TASK INSTRUCTIONS:
State only how many lines below include the string "image".

::::::

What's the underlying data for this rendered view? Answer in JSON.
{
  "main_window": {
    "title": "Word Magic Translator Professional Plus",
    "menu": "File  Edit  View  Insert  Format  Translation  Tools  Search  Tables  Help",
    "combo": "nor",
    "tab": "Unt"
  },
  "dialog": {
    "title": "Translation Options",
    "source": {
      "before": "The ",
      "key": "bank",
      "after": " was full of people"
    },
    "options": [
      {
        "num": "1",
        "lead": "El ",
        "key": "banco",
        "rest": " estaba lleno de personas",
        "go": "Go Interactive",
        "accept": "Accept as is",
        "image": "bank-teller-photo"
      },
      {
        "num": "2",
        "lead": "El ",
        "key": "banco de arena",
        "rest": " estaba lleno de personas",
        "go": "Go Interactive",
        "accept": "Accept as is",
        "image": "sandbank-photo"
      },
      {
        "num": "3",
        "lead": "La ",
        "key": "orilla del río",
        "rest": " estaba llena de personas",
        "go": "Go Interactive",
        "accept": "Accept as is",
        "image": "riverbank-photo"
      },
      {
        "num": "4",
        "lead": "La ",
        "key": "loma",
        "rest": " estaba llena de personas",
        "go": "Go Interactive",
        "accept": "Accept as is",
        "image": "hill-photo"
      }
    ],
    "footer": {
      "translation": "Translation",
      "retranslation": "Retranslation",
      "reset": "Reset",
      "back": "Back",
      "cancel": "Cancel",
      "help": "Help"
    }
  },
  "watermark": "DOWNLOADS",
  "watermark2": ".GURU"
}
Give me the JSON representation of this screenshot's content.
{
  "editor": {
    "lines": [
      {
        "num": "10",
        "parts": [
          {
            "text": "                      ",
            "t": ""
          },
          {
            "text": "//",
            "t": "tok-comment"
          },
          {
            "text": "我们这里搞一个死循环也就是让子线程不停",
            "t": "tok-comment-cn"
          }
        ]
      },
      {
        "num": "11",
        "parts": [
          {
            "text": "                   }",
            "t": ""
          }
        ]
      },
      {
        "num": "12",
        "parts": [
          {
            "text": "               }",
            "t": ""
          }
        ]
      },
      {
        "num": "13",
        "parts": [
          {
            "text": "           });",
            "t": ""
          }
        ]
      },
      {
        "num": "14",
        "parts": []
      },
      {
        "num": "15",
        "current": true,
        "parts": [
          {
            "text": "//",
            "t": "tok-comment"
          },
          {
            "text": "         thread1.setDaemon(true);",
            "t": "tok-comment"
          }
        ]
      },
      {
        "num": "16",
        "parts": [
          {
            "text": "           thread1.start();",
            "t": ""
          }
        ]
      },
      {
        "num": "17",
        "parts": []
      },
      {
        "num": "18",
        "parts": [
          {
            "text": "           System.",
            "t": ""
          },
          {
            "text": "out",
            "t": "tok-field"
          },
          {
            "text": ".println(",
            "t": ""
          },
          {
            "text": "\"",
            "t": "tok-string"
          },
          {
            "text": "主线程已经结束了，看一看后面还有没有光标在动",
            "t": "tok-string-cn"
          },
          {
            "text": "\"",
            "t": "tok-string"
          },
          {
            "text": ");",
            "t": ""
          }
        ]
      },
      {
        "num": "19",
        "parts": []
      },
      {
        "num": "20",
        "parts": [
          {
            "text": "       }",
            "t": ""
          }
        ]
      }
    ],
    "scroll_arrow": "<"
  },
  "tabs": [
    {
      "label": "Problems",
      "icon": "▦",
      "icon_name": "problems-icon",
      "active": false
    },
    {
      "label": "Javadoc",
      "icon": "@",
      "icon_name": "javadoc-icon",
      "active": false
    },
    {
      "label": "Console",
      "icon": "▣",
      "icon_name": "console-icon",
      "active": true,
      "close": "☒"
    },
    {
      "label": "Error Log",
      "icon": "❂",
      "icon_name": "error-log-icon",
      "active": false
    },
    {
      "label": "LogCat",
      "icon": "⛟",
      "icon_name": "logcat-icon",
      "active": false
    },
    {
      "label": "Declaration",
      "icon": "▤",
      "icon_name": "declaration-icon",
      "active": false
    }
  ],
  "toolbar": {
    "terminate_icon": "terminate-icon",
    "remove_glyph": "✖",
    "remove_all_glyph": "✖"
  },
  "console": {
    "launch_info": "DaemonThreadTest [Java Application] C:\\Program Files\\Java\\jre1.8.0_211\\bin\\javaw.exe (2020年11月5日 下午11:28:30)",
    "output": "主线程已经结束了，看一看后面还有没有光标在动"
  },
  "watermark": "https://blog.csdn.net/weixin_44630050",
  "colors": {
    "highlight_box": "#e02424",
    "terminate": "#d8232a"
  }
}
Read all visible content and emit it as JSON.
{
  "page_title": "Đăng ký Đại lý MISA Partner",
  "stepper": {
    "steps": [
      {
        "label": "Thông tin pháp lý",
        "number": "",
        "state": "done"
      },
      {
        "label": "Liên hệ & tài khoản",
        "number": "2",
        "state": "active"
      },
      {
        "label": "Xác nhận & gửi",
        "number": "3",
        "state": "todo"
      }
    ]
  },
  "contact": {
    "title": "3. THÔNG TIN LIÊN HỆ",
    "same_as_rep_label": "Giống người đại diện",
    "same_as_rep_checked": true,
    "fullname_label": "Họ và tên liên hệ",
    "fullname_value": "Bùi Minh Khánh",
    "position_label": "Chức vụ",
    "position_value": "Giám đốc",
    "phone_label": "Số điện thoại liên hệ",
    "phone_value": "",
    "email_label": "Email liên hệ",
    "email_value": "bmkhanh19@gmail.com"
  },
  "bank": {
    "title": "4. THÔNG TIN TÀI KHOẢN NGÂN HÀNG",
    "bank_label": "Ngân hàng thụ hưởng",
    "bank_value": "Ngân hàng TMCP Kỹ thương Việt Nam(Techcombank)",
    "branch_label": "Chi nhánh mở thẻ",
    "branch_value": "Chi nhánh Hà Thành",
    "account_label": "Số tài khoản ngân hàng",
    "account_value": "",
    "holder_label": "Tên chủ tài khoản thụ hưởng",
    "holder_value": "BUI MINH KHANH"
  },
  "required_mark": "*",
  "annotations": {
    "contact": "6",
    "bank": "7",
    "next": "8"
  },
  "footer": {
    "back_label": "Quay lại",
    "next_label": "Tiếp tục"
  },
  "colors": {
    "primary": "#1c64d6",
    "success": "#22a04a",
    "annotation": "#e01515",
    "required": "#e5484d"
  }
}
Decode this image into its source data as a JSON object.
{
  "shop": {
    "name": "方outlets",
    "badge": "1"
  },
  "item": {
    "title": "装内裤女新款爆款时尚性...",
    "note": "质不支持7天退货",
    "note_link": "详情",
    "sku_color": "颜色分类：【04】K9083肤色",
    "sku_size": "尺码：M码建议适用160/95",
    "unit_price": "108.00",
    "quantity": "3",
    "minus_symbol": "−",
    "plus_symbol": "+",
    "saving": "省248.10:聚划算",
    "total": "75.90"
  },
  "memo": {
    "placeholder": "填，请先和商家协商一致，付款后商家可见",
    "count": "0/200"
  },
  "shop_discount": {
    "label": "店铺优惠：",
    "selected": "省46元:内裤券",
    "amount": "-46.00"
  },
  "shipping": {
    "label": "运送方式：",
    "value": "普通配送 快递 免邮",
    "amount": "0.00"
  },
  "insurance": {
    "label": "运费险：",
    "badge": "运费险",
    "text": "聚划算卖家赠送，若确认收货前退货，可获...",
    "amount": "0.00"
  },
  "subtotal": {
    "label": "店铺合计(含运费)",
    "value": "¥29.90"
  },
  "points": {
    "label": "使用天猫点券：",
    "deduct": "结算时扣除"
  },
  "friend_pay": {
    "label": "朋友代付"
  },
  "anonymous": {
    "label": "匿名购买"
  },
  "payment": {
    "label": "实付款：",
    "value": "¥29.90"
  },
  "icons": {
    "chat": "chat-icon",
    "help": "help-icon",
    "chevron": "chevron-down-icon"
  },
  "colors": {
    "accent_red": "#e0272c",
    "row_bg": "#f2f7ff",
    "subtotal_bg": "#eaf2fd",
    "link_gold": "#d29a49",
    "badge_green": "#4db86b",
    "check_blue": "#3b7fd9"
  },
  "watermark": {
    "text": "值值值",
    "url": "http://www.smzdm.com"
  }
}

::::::

RESPONSE TO THIS TASK:
5